Ireland’s medical technology sector employs over 27,000 people. It is an important contributor to the Irish economy providing €9.4bn worth of exports annually, creating a large number of well-paid, high-skilled job opportunities.
To put Ireland’s success in this sector into context, the European medical technology market is worth roughly €100 billion and accounts for 31% of the world market. As the 5th largest exporter of MedTech products in Europe, Ireland is undoubtedly a major contributor to the global MedTech industry.
Ireland has developed an excellent reputation as a producer of complex medical technologies. This reputation attracts some of the largest players in the medical technology industry.
Ireland currently hosts 18 of the 25 largest MedTech companies in the world. Companies such as Abbott, Medtronic, Johnson & Johnson, Baxter, Boston Scientific and Stryker all have major operations in Ireland.
But it’s not all FDI led, indigenous companies are also major contributors to the Irish medical device sector. There are over 350 MedTech companies in Ireland and 60% of these are indigenous SMEs – Creganna, Trulife, Vistamed, and Steripack are just a few of the indigenous Irish MedTech companies exporting their products globally.

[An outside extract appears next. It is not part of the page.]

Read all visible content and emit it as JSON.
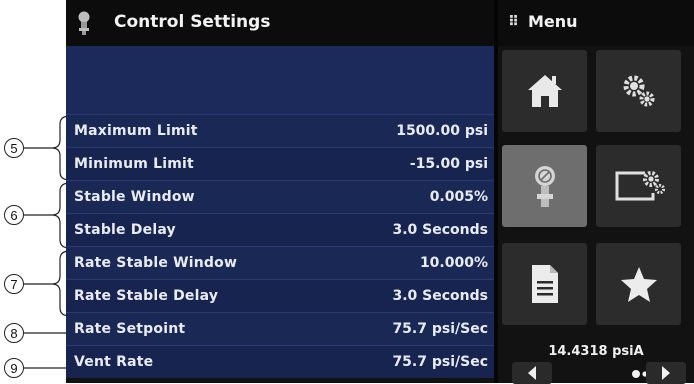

With all that success comes major investment.
In the last 2 years, medical technology companies invested €652 million in Ireland, and Ireland also secured one-third of all MedTech investment into Europe in 2015. Ireland now develops some of the most sophisticated products in the industry, with particular strengths in high-value manufacturing and R&D.
R&D is growing in importance in the Irish MedTech sector, with half of all MedTech companies in Ireland now having a dedicated R&D function. Medtronic, Cook Medical, Stryker and DePuy Synthes all announced investments in new R&D and Innovation Centres in the last 2 years.
Here is a list of some of the most significant investments in the medical device sector over the last 2 years:
Big investment has resulted in strong job growth all over Ireland in the last 2 years. The type of employment created includes high-value manufacturing, support services and R&D jobs. But the surge in skills demand leads us to a possible supply issue – can Ireland produce an adequate supply of suitably qualified MedTech graduates to meet the increase in high-value MedTech job opportunities?
Collins McNicholas Recruitment & HR Services Group